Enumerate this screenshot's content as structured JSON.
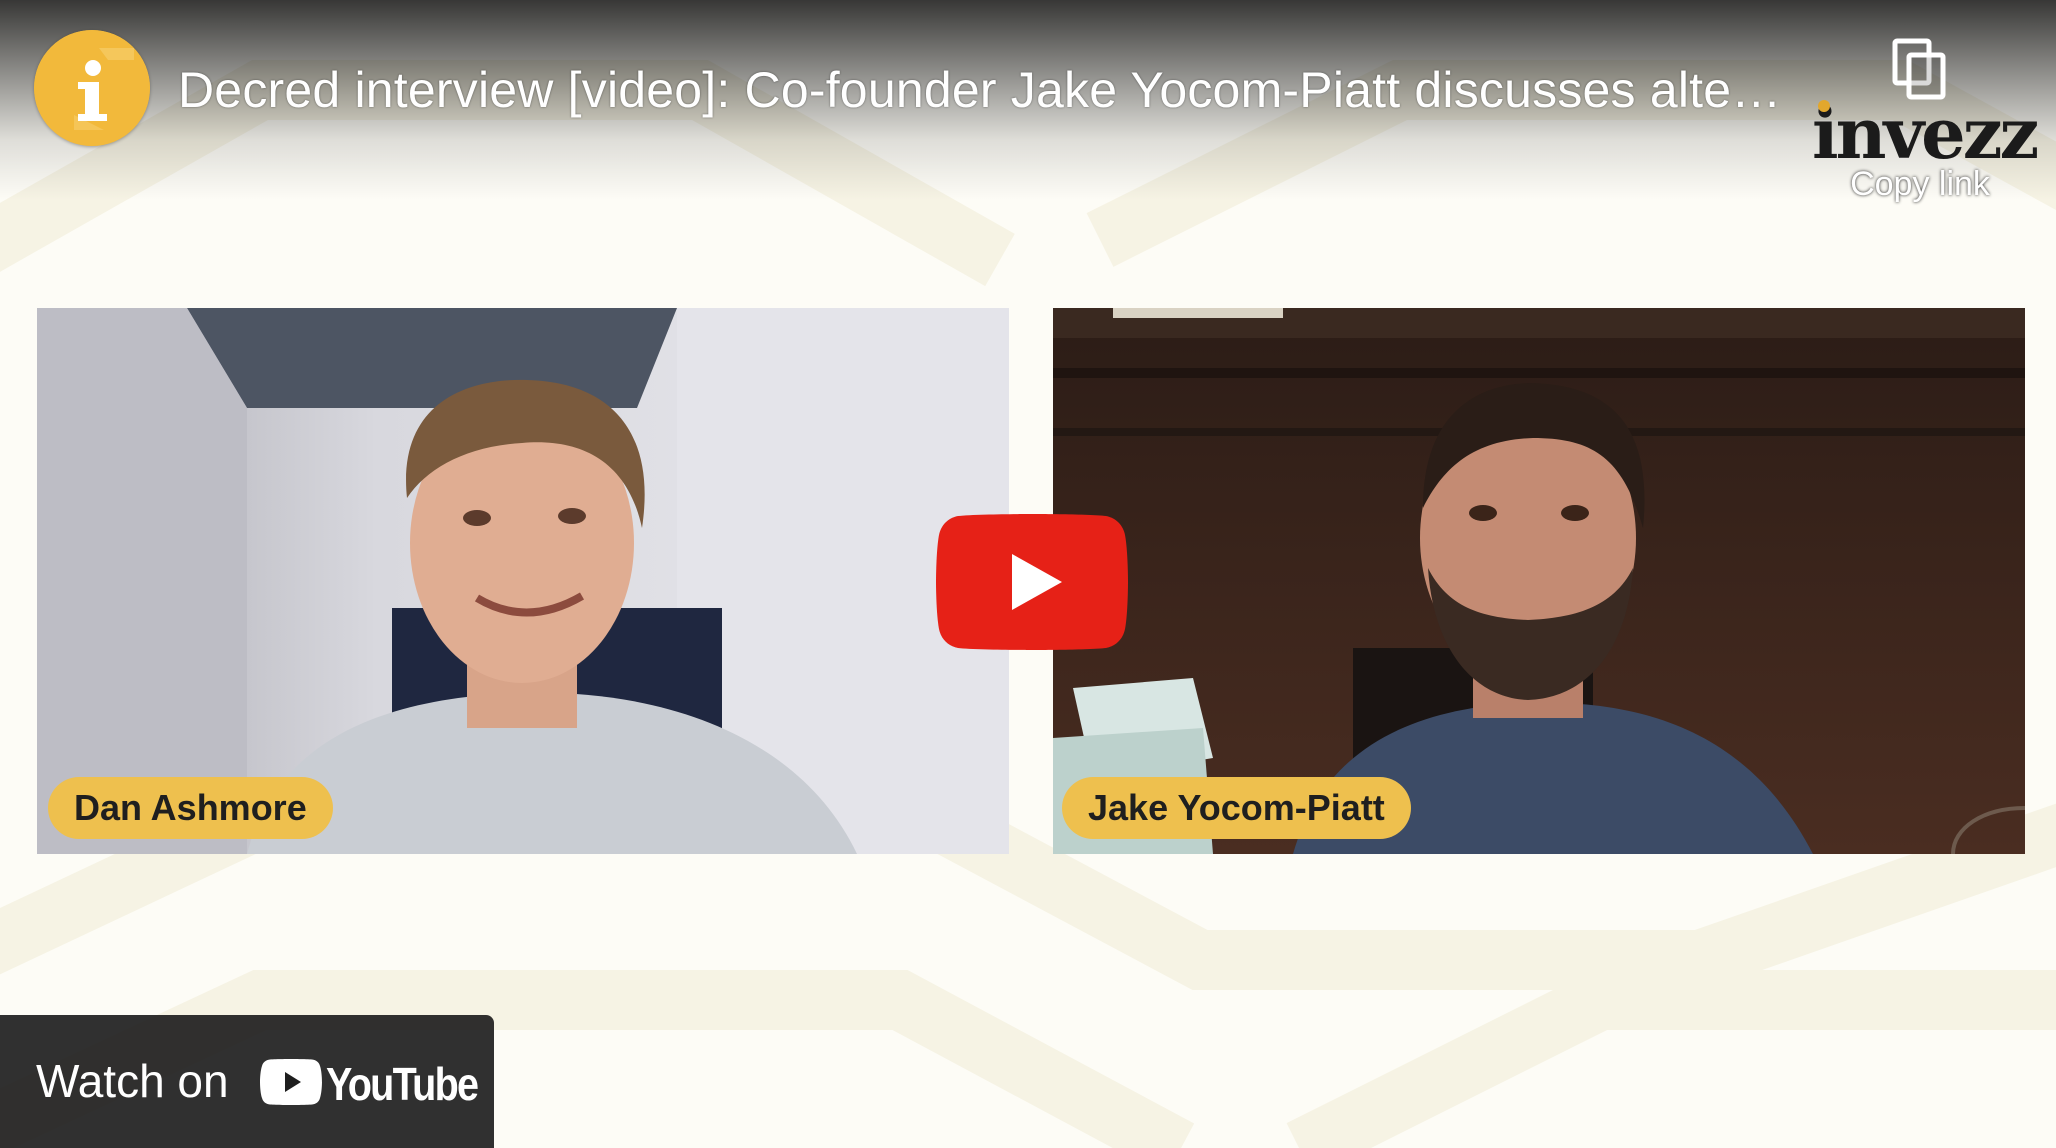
{
  "video": {
    "title": "Decred interview [video]: Co-founder Jake Yocom-Piatt discusses alte…",
    "channel_avatar_letter": "i"
  },
  "copy_link": {
    "label": "Copy link",
    "icon": "copy-icon"
  },
  "brand": {
    "logo_text": "invezz"
  },
  "participants": [
    {
      "name": "Dan Ashmore"
    },
    {
      "name": "Jake Yocom-Piatt"
    }
  ],
  "play_button": {
    "icon": "play-icon"
  },
  "watch_on": {
    "label": "Watch on",
    "service": "YouTube"
  },
  "colors": {
    "accent_gold": "#f2b93b",
    "name_tag": "#eec04e",
    "play_red": "#e62117",
    "watch_bar": "#1e1e1e",
    "background": "#fdfcf6"
  }
}
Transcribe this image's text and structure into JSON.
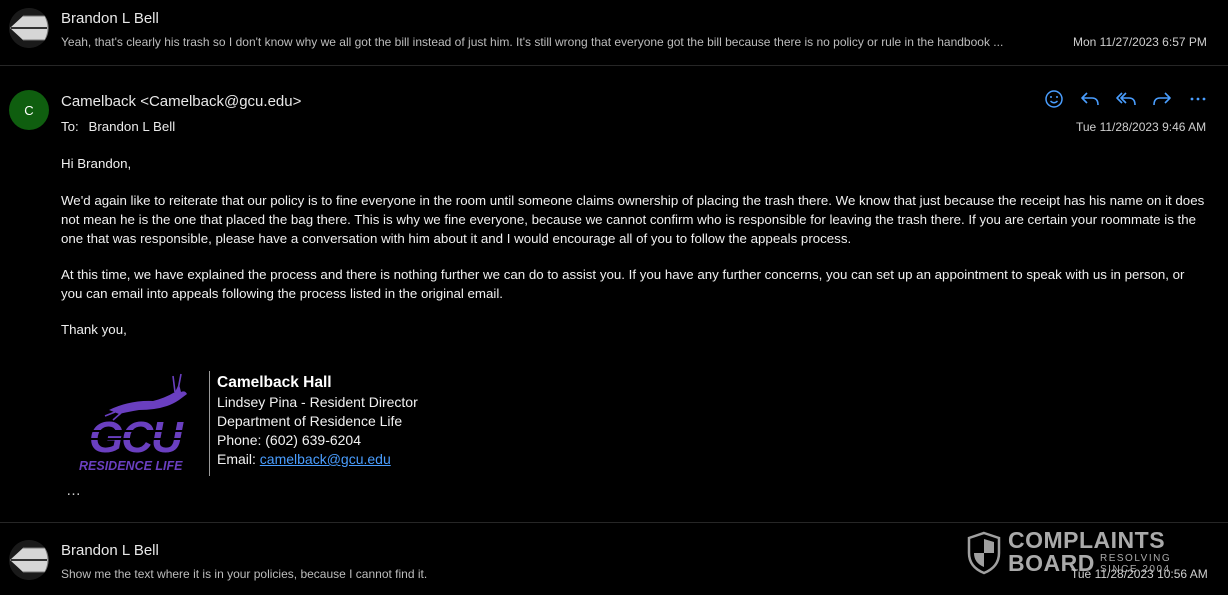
{
  "thread": [
    {
      "sender": "Brandon L Bell",
      "snippet": "Yeah, that's clearly his trash so I don't know why we all got the bill instead of just him. It's still wrong that everyone got the bill because there is no policy or rule in the handbook ...",
      "date": "Mon 11/27/2023 6:57 PM"
    },
    {
      "sender": "Brandon L Bell",
      "snippet": "Show me the text where it is in your policies, because I cannot find it.",
      "date": "Tue 11/28/2023 10:56 AM"
    }
  ],
  "open_message": {
    "avatar_initial": "C",
    "avatar_color": "#0f5e0f",
    "from": "Camelback <Camelback@gcu.edu>",
    "to_label": "To:",
    "to": "Brandon L Bell",
    "date": "Tue 11/28/2023 9:46 AM",
    "greeting": "Hi Brandon,",
    "paragraph1": "We'd again like to reiterate that our policy is to fine everyone in the room until someone claims ownership of placing the trash there. We know that just because the receipt has his name on it does not mean he is the one that placed the bag there. This is why we fine everyone, because we cannot confirm who is responsible for leaving the trash there. If you are certain your roommate is the one that was responsible, please have a conversation with him about it and I would encourage all of you to follow the appeals process.",
    "paragraph2": "At this time, we have explained the process and there is nothing further we can do to assist you. If you have any further concerns, you can set up an appointment to speak with us in person, or you can email into appeals following the process listed in the original email.",
    "closing": "Thank you,",
    "more": "…"
  },
  "actions": {
    "emoji_icon": "smiley-icon",
    "reply_icon": "reply-icon",
    "reply_all_icon": "reply-all-icon",
    "forward_icon": "forward-icon",
    "more_icon": "more-icon",
    "accent": "#4a9eff"
  },
  "signature": {
    "title": "Camelback Hall",
    "line1": "Lindsey Pina - Resident Director",
    "line2": "Department of Residence Life",
    "line3": "Phone: (602) 639-6204",
    "email_label": "Email: ",
    "email": "camelback@gcu.edu",
    "logo_text": "GCU",
    "logo_subtext": "RESIDENCE LIFE",
    "logo_color": "#6a3fc0"
  },
  "watermark": {
    "line1": "COMPLAINTS",
    "line2": "BOARD",
    "tag1": "RESOLVING",
    "tag2": "SINCE 2004"
  }
}
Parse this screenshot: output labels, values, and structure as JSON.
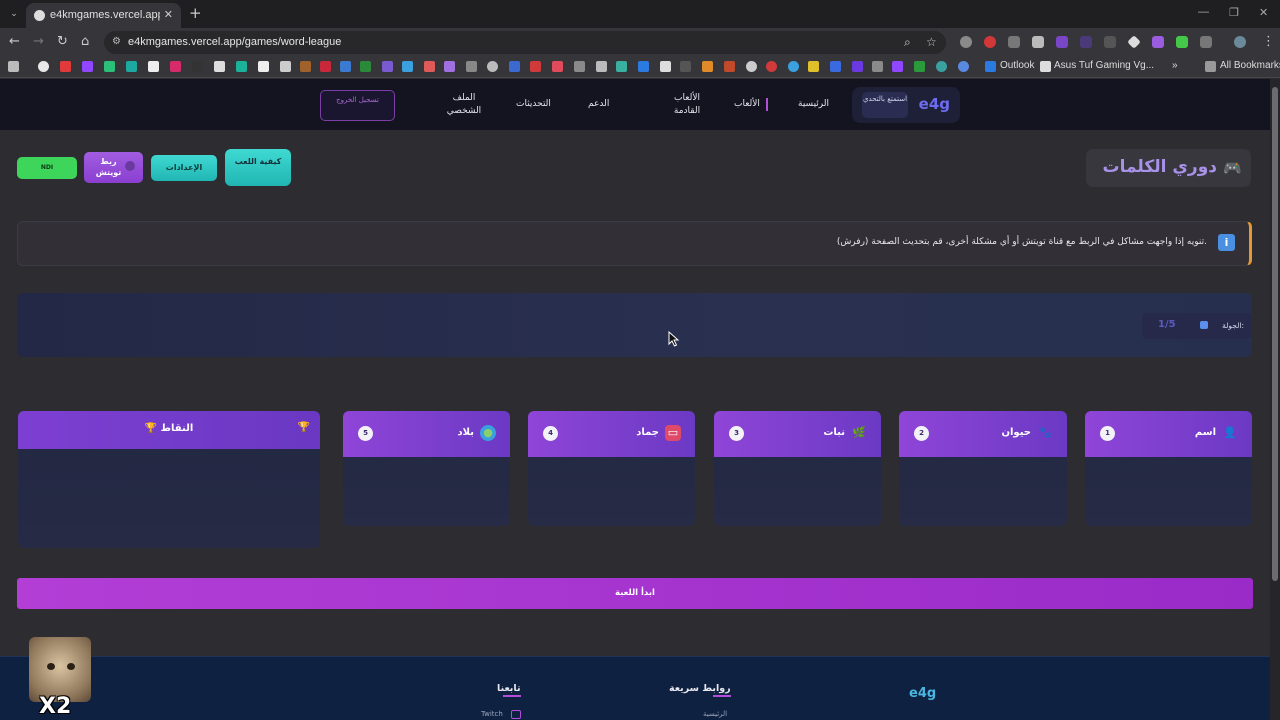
{
  "browser": {
    "tab_title": "e4kmgames.vercel.app/games/",
    "url": "e4kmgames.vercel.app/games/word-league",
    "bookmarks": {
      "outlook": "Outlook",
      "asus": "Asus Tuf Gaming Vg...",
      "all": "All Bookmarks"
    }
  },
  "header": {
    "logo": "e4g",
    "logo_tag": "استمتع بالتحدي",
    "nav": {
      "home": "الرئيسية",
      "games": "الألعاب",
      "upcoming": "الألعاب القادمة",
      "support": "الدعم",
      "updates": "التحديثات",
      "profile": "الملف الشخصي",
      "logout": "تسجيل الخروج"
    }
  },
  "game": {
    "title": "دوري الكلمات",
    "controls": {
      "how_to_play": "كيفية اللعب",
      "settings": "الإعدادات",
      "link_twitch": "ربط تويتش",
      "ndi": "NDI"
    },
    "notice": "تنويه إذا واجهت مشاكل في الربط مع قناة تويتش أو أي مشكلة أخرى، قم بتحديث الصفحة (رفرش).",
    "round_label": "الجولة:",
    "round_value": "1/5",
    "categories": [
      {
        "num": "1",
        "label": "اسم"
      },
      {
        "num": "2",
        "label": "حيوان"
      },
      {
        "num": "3",
        "label": "نبات"
      },
      {
        "num": "4",
        "label": "جماد"
      },
      {
        "num": "5",
        "label": "بلاد"
      }
    ],
    "scores_title": "النقاط",
    "start": "ابدأ اللعبة"
  },
  "footer": {
    "logo": "e4g",
    "quick_links": "روابط سريعة",
    "home_link": "الرئيسية",
    "follow_us": "تابعنا",
    "twitch": "Twitch"
  },
  "overlay": {
    "speed": "X2"
  },
  "colors": {
    "accent_purple": "#8f45d8",
    "accent_teal": "#3fd9d2",
    "ndi_green": "#3ed65a",
    "notice_orange": "#e39a33",
    "logo_blue": "#6d6cf0"
  }
}
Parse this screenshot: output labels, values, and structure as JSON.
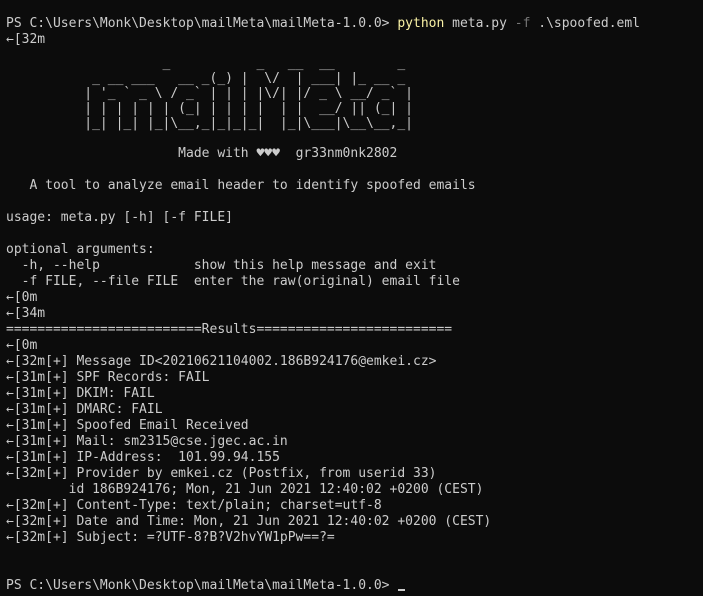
{
  "prompt": {
    "path": "PS C:\\Users\\Monk\\Desktop\\mailMeta\\mailMeta-1.0.0>",
    "command": "python",
    "args_plain": " meta.py ",
    "flag": "-f",
    "arg_file": " .\\spoofed.eml"
  },
  "escape_line_1": "←[32m",
  "ascii_art": [
    "                    _           _   __  __        _              ",
    "           _ __ ___   __ _(_) |  \\/  | ___| |_ __ _ ",
    "          | '_ ` _ \\ / _` | | | |\\/| |/ _ \\ __/ _` |",
    "          | | | | | | (_| | | | |  | |  __/ || (_| |",
    "          |_| |_| |_|\\__,_|_|_|_|  |_|\\___|\\__\\__,_|"
  ],
  "made_with": "                      Made with ♥♥♥  gr33nm0nk2802",
  "tagline": "   A tool to analyze email header to identify spoofed emails",
  "usage": "usage: meta.py [-h] [-f FILE]",
  "optional_header": "optional arguments:",
  "opt_help": "  -h, --help            show this help message and exit",
  "opt_file": "  -f FILE, --file FILE  enter the raw(original) email file",
  "escape_0m_a": "←[0m",
  "escape_34m": "←[34m",
  "results_bar": "=========================Results=========================",
  "escape_0m_b": "←[0m",
  "results": [
    "←[32m[+] Message ID<20210621104002.186B924176@emkei.cz>",
    "←[31m[+] SPF Records: FAIL",
    "←[31m[+] DKIM: FAIL",
    "←[31m[+] DMARC: FAIL",
    "←[31m[+] Spoofed Email Received",
    "←[31m[+] Mail: sm2315@cse.jgec.ac.in",
    "←[31m[+] IP-Address:  101.99.94.155",
    "←[32m[+] Provider by emkei.cz (Postfix, from userid 33)",
    "        id 186B924176; Mon, 21 Jun 2021 12:40:02 +0200 (CEST)",
    "←[32m[+] Content-Type: text/plain; charset=utf-8",
    "←[32m[+] Date and Time: Mon, 21 Jun 2021 12:40:02 +0200 (CEST)",
    "←[32m[+] Subject: =?UTF-8?B?V2hvYW1pPw==?="
  ],
  "final_prompt": "PS C:\\Users\\Monk\\Desktop\\mailMeta\\mailMeta-1.0.0>"
}
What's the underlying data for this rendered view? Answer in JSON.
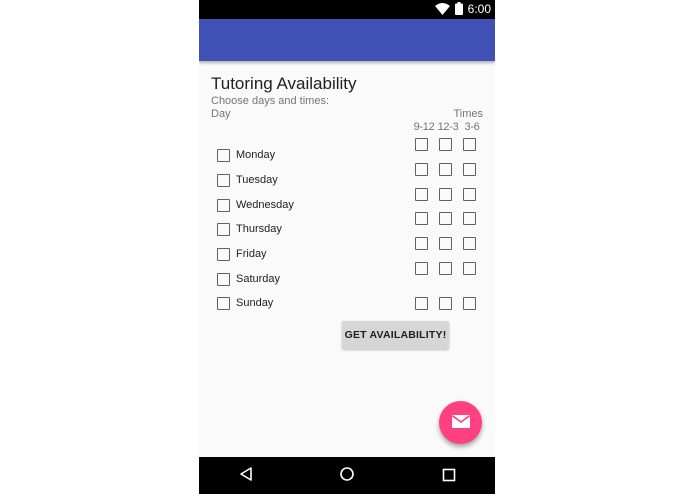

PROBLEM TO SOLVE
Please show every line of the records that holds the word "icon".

WRITTEN RESPONSE
    "icon": "copy-icon"
    "icon": "play-icon"
    "emoji_icon": "smiley-icon",
    "reply_icon": "reply-icon",
    "reply_all_icon": "reply-all-icon",
    "forward_icon": "forward-icon",
    "more_icon": "more-icon",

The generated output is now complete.